On Thursday, a judge in Montana ruled that two Yellowstone County Sheriff’s deputies could be held personally accountable in a lawsuit brought by the family of a man they shot in 2015. Judge Susan Watters ruled that Deputies Chris Rudolph and Jason Robinson had not acted reasonably when they killed Loren Simpson as he drove toward a roadblock they had set up. As a result, should Simpson’s family win their suit, the deputies will not be entitled to protections under the law and instead will be personally liable for damages awarded.
Rudolph and Robinson had used the old standby excuse of “I thought he was going to run into me with his truck” to try and justify their murderous actions. However, dashcam video (embedded below) showed that Simpson had actually veered off the road and into the ditch in an effort to avoid the police vehicles blocking the road. In addition, the deputies even admitted that they weren’t sure Simpson’s vehicle was the one they were looking for at the time.
Further testimony showed that the low visibility caused by darkness and the snowy conditions, along with potential noise from the vehicle itself and its heater may have prevented Simpson from seeing or hearing the deputies and the vehicles, which had no overhead lights on at the time, from a distance.

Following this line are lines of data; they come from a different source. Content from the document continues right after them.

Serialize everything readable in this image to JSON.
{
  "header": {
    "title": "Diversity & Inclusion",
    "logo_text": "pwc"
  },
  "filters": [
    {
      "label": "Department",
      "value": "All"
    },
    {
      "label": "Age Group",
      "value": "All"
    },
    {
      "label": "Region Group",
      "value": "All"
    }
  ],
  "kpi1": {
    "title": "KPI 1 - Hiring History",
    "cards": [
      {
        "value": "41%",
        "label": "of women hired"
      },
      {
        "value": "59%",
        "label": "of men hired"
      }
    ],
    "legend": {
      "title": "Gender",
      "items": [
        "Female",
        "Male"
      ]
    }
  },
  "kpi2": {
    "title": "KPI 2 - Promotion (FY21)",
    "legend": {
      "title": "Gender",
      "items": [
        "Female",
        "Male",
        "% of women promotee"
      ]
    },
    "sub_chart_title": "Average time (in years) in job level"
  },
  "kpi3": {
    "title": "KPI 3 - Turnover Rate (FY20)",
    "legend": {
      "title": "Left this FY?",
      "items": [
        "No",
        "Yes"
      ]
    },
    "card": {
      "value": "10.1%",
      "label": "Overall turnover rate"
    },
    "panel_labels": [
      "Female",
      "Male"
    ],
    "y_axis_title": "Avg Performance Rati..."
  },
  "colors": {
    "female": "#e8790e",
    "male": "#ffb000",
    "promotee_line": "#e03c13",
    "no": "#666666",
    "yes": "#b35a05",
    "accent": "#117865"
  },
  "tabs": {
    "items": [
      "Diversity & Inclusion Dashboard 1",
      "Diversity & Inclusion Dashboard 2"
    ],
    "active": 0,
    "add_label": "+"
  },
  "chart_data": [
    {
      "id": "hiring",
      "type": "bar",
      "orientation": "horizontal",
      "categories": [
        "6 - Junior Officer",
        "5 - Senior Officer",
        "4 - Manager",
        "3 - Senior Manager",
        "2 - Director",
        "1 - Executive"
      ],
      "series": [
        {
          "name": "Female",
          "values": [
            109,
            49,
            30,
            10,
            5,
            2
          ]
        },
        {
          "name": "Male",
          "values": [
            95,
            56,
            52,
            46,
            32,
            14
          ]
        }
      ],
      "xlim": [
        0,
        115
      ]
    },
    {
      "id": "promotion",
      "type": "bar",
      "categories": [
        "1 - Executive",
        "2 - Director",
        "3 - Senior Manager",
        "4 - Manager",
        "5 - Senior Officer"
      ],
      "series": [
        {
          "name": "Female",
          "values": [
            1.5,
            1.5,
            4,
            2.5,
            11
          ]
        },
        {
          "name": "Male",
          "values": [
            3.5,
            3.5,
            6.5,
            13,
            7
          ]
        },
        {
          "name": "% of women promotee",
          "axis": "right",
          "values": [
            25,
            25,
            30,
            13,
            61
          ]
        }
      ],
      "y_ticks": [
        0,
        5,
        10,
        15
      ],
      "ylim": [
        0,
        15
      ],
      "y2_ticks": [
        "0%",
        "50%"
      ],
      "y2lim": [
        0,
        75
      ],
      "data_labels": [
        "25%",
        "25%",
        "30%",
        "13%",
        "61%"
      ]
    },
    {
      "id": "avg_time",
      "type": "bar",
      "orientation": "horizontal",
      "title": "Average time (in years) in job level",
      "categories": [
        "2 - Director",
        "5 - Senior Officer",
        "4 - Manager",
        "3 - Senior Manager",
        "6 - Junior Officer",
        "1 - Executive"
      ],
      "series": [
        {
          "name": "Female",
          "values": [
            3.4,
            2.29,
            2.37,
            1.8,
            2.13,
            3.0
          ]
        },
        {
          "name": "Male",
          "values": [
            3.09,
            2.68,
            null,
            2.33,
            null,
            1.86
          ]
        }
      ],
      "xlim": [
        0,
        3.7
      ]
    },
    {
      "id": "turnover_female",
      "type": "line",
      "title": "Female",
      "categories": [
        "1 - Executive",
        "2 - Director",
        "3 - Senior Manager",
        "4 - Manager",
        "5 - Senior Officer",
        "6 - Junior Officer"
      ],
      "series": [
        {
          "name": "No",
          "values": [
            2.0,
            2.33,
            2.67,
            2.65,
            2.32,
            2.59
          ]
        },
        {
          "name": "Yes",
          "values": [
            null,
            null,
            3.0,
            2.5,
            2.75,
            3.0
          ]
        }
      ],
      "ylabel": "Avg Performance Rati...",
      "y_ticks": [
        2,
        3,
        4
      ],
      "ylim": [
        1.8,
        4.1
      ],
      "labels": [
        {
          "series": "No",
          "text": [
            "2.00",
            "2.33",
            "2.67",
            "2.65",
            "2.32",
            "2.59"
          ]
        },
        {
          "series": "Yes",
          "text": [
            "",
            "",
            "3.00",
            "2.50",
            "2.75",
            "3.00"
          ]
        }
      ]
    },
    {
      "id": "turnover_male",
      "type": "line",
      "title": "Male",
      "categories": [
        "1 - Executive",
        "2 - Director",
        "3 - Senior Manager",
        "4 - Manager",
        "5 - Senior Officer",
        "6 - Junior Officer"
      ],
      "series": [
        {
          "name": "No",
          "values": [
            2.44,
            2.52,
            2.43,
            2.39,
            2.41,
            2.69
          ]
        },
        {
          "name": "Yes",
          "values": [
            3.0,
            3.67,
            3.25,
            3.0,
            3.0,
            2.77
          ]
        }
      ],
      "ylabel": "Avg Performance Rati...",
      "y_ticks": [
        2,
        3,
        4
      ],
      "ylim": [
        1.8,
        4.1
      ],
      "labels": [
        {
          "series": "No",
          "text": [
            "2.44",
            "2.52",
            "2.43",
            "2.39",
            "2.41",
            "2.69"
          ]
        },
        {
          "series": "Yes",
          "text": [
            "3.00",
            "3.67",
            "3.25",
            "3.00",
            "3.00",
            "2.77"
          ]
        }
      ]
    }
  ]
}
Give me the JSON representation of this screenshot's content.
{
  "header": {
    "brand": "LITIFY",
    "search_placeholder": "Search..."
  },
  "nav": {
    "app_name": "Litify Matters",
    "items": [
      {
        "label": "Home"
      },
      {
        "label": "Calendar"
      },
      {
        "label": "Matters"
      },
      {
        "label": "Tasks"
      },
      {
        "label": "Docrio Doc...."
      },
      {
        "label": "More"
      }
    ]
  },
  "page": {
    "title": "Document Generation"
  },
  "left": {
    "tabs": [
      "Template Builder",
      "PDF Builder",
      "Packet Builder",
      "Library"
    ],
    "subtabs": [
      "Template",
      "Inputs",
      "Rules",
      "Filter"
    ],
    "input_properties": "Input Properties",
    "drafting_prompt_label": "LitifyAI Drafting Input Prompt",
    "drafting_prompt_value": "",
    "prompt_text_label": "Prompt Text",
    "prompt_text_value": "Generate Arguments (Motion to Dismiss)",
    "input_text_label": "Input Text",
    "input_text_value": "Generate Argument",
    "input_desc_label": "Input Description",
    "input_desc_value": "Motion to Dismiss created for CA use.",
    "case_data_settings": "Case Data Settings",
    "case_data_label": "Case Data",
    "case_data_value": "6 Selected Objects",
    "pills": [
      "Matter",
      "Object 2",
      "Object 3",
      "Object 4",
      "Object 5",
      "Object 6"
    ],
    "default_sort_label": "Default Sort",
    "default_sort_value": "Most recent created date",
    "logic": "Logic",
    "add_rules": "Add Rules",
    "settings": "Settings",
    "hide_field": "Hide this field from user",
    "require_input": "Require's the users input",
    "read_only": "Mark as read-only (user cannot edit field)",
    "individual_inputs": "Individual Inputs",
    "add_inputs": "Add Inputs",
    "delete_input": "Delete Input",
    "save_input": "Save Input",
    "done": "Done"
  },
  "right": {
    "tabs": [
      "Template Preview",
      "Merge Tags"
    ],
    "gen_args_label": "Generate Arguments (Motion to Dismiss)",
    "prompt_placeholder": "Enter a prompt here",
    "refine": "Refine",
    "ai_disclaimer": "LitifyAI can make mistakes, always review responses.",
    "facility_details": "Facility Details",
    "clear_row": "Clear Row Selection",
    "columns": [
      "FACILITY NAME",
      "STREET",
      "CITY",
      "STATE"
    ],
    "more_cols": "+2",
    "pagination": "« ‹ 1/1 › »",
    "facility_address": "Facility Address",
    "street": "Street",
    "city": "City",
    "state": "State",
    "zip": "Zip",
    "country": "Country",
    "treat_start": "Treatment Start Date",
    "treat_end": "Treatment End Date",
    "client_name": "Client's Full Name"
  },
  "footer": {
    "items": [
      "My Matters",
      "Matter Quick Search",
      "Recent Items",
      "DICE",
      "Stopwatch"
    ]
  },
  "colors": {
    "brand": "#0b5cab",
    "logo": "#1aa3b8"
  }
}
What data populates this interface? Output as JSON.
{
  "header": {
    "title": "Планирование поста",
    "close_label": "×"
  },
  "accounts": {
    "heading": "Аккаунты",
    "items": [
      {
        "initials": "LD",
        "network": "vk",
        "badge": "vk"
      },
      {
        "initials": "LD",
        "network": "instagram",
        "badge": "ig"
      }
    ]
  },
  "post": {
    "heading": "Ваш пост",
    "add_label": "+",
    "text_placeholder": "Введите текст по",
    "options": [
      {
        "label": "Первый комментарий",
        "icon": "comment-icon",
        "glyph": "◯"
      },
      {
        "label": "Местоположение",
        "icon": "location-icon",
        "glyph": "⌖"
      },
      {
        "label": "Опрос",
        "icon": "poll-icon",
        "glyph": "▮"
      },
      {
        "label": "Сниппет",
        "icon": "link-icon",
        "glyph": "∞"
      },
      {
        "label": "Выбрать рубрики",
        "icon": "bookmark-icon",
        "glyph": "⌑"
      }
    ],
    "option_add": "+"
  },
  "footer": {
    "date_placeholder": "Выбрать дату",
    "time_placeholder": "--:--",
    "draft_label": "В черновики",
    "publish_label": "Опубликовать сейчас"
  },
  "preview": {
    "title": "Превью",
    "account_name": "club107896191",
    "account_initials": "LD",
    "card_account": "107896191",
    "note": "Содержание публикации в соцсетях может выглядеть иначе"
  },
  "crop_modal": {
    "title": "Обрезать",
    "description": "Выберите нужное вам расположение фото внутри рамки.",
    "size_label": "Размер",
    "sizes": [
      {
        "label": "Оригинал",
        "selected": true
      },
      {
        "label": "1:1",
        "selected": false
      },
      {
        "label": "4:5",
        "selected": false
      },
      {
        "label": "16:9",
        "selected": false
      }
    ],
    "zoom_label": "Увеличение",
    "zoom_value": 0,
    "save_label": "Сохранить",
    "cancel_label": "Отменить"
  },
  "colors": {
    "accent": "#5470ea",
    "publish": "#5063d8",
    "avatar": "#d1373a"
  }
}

The judge ultimately ruled that there was no evidence to support the deputies’ contentions that Simpson was trying to hit them, nor was there any reason to believe he had even committed a crime. According to Judge Watters, even if they had possessed such evidence, the crime of burglary that they claim he was suspected of was so minor that the force used would have been excessive, regardless.
“The force used by the deputies was severe, the crime they suspected Simpson had committed was minor, the danger to the deputies was minimal, and the deputies could have used less intrusive means to affect the investigative stop,” said Watters in her judgment.
Rudolph and Robinson shot and killed Simpson on White Buffalo Trail Road in Huntley in January of 2015.
The former deputies were cleared of criminal wrongdoing at a coroner’s inquest in February of 2016.
Rudolph and Robinson claimed to believe Simpson was a suspect in a burglary and they believed he was driving a stolen vehicle.
The former deputies parked the patrol car in the street to block traffic from coming through and pointed their weapons at the oncoming vehicle.
The former deputies said they killed Simpson because they believed he was trying to run them over with the vehicle.
Dash-cam video from the patrol car shows Simpson driving the Explorer toward the deputies but it swerves into the ditch.
“The question that will never be answered is whether Simpson even knew the deputies were attempting to stop him,” said Watters in her judgment. “Prior to setting up a roadblock without even turning on the patrol car’s overhead lights, Robinson admitted to his supervising officer that he wasn’t “even 100% it [was the right] car.”
The former deputies fired at least 24 shots at Simpson, according to the judge’s review.
Watters added that it was possible Simpson could not hear the deputies’ commands because it was winter and he had the heat on in the vehicle.
She also noted that it was dusk and visibility would have been impaired.
Watters said in her judgment that not only was there no evidence to support Simpson’s intent to hit the deputies, but argued that there was no proof Simpson had committed any crime.
“A rational jury could find the deputies’ use of deadly force was unreasonable,” said Watters in her judgment.
Not surprisingly (because that’s what they are designed to do), a coroner’s inquest found Deputies Rudolph and Robinson were justified in executing Simpson.